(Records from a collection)

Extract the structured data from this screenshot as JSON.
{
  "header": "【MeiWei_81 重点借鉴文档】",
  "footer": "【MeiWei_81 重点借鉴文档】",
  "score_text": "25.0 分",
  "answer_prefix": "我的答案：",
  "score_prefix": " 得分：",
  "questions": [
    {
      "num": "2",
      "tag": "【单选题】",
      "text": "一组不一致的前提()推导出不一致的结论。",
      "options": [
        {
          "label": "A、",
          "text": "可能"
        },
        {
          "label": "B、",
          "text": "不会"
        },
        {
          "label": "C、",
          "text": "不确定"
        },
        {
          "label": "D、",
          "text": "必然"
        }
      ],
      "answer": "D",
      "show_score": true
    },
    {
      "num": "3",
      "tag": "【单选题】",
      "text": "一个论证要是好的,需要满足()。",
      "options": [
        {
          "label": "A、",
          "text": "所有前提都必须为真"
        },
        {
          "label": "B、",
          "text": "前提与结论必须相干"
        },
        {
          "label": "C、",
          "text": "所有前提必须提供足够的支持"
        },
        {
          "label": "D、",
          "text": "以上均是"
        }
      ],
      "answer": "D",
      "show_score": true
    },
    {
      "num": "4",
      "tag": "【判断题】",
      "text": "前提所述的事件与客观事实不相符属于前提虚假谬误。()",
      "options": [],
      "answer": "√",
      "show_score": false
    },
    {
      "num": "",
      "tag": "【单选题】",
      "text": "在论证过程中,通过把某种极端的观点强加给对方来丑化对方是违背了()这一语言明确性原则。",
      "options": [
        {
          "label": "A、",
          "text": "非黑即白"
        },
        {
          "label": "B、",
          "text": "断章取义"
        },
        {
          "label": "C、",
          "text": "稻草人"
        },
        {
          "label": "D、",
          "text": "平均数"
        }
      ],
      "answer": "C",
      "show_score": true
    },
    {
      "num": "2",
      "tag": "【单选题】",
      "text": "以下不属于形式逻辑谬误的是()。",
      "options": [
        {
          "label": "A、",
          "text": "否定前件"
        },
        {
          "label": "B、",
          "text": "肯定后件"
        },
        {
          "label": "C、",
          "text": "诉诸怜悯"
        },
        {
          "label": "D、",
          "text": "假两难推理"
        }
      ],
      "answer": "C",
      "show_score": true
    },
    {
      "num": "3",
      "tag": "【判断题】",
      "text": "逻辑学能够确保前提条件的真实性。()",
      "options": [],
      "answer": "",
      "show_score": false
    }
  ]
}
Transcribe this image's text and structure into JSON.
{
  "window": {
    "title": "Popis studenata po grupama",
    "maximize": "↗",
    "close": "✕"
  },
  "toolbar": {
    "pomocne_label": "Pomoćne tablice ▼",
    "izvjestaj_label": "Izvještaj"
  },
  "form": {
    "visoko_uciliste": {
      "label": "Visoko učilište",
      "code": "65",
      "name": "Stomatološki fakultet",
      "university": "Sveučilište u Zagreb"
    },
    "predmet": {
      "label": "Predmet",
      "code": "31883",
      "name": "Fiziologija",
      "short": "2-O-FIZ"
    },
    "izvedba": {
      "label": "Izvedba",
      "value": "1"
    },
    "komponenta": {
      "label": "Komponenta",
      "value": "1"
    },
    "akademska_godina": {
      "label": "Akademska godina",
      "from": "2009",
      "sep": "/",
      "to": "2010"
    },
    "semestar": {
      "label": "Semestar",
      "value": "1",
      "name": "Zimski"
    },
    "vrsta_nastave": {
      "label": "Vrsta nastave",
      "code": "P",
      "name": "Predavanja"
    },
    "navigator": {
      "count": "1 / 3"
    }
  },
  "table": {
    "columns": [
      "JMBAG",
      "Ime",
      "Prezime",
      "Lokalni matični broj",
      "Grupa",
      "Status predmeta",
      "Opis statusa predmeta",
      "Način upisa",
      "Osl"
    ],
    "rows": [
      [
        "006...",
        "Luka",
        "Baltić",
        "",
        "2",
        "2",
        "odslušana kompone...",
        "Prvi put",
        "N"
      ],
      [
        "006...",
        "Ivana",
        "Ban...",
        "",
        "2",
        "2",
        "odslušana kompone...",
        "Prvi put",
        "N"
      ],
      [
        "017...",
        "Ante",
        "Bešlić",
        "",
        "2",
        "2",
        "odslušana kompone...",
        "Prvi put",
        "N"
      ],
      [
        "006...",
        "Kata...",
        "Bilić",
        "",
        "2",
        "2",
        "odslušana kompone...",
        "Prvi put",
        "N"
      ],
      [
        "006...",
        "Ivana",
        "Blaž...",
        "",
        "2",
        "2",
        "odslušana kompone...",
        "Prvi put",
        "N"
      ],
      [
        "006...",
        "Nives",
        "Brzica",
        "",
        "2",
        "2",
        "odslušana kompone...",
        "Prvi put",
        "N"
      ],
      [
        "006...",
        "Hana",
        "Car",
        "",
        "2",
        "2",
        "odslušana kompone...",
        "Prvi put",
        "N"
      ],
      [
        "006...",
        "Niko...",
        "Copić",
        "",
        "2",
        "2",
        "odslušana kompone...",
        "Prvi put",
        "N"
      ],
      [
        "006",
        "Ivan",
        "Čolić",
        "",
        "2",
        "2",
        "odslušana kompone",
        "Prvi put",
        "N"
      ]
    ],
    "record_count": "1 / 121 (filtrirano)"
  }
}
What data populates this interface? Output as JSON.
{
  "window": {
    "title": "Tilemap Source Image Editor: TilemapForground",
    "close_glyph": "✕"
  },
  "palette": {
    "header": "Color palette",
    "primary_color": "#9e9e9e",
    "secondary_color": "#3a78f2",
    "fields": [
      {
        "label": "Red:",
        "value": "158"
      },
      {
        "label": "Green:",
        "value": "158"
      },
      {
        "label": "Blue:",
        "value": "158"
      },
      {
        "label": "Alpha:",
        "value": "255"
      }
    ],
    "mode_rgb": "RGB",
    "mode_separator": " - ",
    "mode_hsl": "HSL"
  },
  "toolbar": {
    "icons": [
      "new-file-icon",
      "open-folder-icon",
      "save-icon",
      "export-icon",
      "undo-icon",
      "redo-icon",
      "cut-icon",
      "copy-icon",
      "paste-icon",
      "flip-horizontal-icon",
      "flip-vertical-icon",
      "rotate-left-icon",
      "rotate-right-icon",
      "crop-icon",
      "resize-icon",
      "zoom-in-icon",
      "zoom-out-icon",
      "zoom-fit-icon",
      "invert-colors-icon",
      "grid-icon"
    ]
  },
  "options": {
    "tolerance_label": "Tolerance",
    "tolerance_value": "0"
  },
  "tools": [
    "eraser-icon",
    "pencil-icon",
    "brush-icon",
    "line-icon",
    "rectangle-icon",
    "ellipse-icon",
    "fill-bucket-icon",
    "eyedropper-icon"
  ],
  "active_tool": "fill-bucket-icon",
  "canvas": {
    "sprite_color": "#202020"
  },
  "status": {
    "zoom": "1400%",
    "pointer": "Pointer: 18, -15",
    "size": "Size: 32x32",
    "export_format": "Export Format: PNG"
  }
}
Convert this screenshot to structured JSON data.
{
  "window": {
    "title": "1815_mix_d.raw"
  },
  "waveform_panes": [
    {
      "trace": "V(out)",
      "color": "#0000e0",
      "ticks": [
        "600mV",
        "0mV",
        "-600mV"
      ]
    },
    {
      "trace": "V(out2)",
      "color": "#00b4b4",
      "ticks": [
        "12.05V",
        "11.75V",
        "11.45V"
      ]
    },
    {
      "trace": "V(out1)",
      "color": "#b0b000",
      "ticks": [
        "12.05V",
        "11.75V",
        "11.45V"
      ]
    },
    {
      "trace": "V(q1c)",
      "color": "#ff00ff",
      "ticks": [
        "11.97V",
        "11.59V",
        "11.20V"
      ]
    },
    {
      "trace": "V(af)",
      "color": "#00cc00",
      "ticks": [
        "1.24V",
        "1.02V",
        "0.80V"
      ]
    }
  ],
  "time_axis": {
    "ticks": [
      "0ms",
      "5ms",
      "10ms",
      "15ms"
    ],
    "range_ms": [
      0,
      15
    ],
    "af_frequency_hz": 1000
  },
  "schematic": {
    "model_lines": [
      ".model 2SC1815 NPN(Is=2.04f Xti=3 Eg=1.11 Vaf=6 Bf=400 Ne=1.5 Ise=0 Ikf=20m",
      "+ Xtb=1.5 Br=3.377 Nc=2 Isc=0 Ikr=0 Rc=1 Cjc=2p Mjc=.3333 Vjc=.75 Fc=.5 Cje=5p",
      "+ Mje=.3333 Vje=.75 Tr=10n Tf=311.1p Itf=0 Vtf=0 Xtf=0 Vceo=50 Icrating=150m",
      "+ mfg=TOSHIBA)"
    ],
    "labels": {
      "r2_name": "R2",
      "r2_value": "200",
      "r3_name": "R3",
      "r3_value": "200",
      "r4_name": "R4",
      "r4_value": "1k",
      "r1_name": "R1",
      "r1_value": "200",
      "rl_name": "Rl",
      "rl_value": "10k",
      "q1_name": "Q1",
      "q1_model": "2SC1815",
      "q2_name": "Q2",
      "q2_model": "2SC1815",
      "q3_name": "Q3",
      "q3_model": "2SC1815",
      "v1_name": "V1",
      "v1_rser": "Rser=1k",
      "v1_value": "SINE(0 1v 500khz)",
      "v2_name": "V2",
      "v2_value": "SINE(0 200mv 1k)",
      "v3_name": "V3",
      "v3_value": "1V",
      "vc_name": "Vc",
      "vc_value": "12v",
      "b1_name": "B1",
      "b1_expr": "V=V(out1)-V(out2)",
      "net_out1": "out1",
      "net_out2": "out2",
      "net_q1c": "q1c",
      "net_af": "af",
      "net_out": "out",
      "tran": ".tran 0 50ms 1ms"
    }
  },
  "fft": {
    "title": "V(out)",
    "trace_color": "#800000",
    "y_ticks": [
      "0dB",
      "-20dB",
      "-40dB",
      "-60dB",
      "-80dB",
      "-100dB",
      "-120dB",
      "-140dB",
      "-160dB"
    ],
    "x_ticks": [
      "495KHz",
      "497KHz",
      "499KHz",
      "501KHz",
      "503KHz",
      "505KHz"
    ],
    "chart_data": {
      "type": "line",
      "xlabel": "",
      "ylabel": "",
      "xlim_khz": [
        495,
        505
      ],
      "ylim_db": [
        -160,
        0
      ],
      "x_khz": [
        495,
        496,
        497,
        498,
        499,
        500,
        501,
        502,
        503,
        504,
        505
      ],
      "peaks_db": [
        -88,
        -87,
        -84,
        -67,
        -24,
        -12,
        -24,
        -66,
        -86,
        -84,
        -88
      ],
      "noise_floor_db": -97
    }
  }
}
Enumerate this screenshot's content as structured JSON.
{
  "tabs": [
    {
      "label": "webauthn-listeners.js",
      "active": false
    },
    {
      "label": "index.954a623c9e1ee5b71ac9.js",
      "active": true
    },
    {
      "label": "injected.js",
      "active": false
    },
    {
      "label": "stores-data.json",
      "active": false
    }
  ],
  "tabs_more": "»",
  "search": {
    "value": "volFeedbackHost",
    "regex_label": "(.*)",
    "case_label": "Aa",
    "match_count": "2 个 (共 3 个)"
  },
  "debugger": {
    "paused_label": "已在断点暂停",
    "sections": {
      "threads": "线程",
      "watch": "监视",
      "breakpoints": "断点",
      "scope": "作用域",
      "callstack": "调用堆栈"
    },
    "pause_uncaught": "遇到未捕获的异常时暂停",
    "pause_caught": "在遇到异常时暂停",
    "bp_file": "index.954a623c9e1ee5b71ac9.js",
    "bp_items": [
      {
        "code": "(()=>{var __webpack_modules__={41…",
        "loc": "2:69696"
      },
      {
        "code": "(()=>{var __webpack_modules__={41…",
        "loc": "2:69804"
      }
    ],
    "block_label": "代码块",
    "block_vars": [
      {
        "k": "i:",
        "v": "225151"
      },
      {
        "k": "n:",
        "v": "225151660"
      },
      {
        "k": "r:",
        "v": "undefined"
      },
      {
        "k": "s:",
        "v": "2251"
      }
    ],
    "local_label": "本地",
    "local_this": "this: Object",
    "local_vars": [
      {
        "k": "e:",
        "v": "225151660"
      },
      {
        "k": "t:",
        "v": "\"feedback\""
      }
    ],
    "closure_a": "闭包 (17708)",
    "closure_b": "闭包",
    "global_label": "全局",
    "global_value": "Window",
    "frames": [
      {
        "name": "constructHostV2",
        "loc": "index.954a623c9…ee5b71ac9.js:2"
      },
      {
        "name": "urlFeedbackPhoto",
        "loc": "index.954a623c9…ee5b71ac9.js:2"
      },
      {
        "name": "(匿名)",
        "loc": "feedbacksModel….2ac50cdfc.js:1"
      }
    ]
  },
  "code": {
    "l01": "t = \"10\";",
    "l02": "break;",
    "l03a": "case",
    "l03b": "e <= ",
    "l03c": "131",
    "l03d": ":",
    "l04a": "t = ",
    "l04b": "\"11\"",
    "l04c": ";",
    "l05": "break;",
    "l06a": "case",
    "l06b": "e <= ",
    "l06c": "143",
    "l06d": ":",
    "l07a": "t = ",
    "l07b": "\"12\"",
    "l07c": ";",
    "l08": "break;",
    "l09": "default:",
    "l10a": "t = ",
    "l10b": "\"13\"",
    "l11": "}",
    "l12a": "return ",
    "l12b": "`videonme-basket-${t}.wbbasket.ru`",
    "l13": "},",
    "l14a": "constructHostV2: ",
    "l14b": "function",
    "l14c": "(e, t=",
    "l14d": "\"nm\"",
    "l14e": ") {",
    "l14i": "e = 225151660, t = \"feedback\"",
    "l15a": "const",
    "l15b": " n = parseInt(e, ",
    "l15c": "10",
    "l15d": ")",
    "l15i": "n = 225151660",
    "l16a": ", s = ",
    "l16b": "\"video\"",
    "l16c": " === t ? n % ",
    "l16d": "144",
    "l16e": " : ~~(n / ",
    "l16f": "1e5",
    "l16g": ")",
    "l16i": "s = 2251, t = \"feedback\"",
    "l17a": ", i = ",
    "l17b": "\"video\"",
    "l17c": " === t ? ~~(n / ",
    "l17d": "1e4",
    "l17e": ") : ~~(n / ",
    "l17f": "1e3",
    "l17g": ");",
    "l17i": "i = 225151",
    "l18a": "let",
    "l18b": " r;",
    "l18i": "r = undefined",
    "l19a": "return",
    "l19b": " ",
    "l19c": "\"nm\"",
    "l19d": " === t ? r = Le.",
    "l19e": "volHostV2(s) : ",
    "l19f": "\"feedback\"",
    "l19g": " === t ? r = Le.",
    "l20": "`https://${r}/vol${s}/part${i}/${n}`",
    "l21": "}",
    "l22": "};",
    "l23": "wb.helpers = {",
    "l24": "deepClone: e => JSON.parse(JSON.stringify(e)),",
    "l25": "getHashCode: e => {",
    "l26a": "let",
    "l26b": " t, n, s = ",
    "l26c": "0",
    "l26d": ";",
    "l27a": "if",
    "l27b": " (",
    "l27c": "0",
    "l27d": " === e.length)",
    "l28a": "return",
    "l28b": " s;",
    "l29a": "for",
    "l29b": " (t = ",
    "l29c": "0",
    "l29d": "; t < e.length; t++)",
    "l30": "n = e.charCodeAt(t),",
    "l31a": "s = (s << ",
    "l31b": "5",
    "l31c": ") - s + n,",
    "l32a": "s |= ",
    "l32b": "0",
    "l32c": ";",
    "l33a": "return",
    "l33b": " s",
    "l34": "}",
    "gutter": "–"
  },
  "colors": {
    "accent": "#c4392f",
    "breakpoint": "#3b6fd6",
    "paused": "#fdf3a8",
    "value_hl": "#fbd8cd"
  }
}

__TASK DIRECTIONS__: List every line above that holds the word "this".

__WRITTEN SOLUTION__:
Extract the structured data from this screenshot as JSON.
Transcribe this image's text and structure into JSON.
What data populates this interface? Output as JSON.
Convert this screenshot to structured JSON data.
Enumerate this screenshot's content as structured JSON.
    "local_this": "this: Object",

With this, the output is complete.